A-Z Wednesday (E)

Turns out I don’t have many E books, so I went with a somewhat obvious choice.

A-Z WEDNESDAY
A-Z Wednesday is hosted by Vicky of Reading at the Beach
To join, here's all you have to do: Go to your stack of books and find one whose title starts with the letter of the week.
Post:
1~ a photo of the book
2~ title and synopsis
3~ link(amazon, barnes and noble etc.).
Be sure to visit other participants to see what book they have posted and leave them a comment. (We all love comments, don't we?) Who knows? You may find your next "favorite" book.

THIS WEEK'S LETTER IS: E
Here is my "E" Title:
23760
Emma – Jane Austen
358 pages; published 1815
Of all Jane Austen's heroines, Emma Woodhouse is the most flawed, the most infuriating, and, in the end, the most endearing. Pride and Prejudice's Lizzie Bennet has more wit and sparkle; Catherine Morland in Northanger Abbey more imagination; and Sense and Sensibility's Elinor Dashwood certainly more sense--but Emma is lovable precisely because she is so imperfect. Austen only completed six novels in her lifetime, of which five feature young women whose chances for making a good marriage depend greatly on financial issues, and whose prospects if they fail are rather grim. Emma is the exception: "Emma Woodhouse, handsome, clever, and rich, with a comfortable home and happy disposition seemed to unite some of the best blessings of existence; and had lived nearly twenty-one years in the world with very little to distress or vex her." One may be tempted to wonder what Austen could possibly find to say about so fortunate a character. The answer is, quite a lot.
For Emma, raised to think well of herself, has such a high opinion of her own worth that it blinds her to the opinions of others. The story revolves around a comedy of errors: Emma befriends Harriet Smith, a young woman of unknown parentage, and attempts to remake her in her own image. Ignoring the gaping difference in their respective fortunes and stations in life, Emma convinces herself and her friend that Harriet should look as high as Emma herself might for a husband--and she zeroes in on an ambitious vicar as the perfect match. At the same time, she reads too much into a flirtation with Frank Churchill, the newly arrived son of family friends, and thoughtlessly starts a rumor about poor but beautiful Jane Fairfax, the beloved niece of two genteelly impoverished elderly ladies in the village. As Emma's fantastically misguided schemes threaten to surge out of control, the voice of reason is provided by Mr. Knightly, the Woodhouse's longtime friend and neighbor. Though Austen herself described Emma as "a heroine whom no one but myself will much like," she endowed her creation with enough charm to see her through her most egregious behavior, and the saving grace of being able to learn from her mistakes. By the end of the novel Harriet, Frank, and Jane are all properly accounted for, Emma is wiser (though certainly not sadder), and the reader has had the satisfaction of enjoying Jane Austen at the height of her powers.
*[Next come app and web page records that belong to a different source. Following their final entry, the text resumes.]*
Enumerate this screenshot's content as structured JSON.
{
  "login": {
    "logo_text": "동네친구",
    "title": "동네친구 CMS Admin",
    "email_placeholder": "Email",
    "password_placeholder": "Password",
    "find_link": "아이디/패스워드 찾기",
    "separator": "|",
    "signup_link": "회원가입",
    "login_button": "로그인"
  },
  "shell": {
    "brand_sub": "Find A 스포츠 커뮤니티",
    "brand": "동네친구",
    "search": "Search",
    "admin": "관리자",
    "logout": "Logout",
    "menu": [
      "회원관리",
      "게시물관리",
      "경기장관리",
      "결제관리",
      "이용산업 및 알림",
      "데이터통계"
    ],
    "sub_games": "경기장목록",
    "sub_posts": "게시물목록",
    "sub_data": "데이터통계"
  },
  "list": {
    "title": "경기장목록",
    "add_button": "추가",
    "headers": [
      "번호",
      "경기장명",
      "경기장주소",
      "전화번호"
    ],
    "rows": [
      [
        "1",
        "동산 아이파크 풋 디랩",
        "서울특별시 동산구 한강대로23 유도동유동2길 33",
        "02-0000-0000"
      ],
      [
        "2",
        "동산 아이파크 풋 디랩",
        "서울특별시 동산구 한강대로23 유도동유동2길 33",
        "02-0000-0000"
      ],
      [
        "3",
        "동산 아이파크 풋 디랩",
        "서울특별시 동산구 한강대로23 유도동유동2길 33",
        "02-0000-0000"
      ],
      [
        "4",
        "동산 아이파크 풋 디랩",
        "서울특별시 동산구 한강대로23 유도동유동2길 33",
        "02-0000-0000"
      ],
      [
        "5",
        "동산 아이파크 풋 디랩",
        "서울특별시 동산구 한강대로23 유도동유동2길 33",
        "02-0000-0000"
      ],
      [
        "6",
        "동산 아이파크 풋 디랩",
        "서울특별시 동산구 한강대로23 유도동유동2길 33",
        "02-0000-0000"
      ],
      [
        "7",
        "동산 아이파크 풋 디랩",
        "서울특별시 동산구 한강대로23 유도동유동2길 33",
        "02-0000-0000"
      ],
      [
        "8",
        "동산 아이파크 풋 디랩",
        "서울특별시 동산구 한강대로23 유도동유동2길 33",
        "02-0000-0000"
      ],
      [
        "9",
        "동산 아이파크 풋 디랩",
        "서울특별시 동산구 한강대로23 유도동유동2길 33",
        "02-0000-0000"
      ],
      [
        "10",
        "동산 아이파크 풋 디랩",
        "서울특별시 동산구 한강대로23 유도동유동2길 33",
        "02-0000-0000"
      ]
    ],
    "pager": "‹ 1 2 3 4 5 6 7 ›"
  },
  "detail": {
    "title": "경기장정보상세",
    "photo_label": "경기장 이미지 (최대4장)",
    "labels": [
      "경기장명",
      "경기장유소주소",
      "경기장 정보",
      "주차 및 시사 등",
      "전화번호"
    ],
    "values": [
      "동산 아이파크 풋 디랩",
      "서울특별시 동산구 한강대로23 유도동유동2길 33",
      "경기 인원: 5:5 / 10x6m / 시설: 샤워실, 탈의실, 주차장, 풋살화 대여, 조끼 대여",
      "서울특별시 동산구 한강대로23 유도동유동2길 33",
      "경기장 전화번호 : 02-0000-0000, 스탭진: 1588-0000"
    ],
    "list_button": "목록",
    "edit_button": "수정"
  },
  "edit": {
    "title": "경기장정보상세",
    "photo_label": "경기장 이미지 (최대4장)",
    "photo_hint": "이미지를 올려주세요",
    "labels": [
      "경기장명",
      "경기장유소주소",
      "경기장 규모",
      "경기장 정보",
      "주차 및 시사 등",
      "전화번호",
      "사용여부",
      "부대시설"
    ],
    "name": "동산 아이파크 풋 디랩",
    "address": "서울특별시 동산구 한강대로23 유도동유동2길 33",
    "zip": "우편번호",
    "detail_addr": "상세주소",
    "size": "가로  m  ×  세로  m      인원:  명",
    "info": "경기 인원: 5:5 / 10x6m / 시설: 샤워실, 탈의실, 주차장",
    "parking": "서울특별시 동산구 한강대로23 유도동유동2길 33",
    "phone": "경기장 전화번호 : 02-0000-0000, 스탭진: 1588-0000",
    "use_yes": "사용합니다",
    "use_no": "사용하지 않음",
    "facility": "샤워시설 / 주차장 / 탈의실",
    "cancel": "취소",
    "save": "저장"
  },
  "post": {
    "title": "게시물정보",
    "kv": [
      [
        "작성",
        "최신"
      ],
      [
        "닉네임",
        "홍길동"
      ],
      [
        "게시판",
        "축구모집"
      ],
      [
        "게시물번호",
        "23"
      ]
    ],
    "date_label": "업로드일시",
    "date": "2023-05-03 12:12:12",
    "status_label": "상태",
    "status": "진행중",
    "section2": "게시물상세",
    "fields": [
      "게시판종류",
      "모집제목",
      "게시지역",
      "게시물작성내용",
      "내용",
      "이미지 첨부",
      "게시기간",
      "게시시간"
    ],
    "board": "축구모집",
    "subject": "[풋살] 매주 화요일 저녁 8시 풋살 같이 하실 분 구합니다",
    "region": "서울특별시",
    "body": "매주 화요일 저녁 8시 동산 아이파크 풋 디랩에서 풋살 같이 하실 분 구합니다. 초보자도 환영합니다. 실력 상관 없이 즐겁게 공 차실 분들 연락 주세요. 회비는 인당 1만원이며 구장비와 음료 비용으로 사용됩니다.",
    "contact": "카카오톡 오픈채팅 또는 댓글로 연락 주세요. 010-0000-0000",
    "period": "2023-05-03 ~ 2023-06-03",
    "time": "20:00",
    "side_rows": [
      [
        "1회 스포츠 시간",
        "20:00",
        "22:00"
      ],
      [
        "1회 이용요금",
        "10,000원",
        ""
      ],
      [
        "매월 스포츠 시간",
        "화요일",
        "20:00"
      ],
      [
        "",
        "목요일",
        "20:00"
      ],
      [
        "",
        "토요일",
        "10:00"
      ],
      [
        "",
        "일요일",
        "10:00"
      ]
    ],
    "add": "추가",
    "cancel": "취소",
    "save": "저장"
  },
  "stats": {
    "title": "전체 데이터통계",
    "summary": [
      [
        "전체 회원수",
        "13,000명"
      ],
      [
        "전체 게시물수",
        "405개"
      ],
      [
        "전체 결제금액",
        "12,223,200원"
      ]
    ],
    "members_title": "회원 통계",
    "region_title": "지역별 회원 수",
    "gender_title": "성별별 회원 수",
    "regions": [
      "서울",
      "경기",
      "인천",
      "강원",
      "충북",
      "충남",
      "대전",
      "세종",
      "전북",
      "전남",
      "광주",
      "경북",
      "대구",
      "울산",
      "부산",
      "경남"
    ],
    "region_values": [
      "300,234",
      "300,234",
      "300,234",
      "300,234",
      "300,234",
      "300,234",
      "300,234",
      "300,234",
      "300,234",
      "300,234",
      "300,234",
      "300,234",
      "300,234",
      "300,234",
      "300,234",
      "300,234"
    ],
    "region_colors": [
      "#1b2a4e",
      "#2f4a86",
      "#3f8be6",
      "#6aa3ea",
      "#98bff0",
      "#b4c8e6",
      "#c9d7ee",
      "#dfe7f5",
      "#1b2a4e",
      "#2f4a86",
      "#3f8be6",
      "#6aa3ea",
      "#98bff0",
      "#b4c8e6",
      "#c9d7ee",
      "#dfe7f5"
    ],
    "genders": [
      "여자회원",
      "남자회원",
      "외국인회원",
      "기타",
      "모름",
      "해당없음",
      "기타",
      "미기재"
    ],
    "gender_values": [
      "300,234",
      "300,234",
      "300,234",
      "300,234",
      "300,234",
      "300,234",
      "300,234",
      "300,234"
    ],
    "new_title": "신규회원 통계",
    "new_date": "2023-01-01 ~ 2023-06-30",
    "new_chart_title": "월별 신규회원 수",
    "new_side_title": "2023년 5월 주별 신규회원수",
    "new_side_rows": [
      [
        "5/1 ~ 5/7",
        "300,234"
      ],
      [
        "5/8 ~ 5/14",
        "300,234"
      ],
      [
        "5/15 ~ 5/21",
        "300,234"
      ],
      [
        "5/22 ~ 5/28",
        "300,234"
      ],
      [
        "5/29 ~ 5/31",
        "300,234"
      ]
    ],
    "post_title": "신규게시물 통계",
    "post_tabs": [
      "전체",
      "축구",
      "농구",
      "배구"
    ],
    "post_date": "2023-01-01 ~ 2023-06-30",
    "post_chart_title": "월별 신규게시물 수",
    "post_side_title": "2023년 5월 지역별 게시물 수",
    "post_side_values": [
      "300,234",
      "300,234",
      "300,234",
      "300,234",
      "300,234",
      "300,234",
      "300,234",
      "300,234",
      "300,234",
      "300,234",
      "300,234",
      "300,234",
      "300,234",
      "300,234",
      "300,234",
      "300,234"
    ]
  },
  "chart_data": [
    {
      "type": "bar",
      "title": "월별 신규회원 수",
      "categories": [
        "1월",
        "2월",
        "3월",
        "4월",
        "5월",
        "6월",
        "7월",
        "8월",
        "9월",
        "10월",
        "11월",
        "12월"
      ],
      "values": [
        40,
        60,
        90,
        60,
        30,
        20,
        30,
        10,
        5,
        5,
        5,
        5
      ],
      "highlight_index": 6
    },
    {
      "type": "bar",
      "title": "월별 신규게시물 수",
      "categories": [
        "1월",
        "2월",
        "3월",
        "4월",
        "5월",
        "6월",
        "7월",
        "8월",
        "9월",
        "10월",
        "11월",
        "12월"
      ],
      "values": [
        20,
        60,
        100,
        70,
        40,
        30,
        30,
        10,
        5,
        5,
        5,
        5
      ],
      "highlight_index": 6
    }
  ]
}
7 comments :

Jenny Girl said...

excellent choice

gautami tripathy said...

I am not a fan of Austen!

Here is my A-Z Wednesday post!

Bryan R. Terry said...

You know, it took zombies and sea monsters to get me to appreciate Austen.

Mine is HERE

Elena said...

I'm reading Emma right now! The introduction was funny - it just made fun of all the famous people who initially hated the book and ended up looking stupid, like Charlotte Bronte

And, I may be biased here, but I think 'E' really is the best letter of the alphabet...

carolsnotebook said...

Ah- Emma. Thanks for the reminder. I don't think I've ever read it.

Brenda said...

I love Jane Austen! One of my favorite authors!

Book Dragon said...

Couldn't use it - haven't read it. It's on my list but, well, I just haven't read it yet. here's mine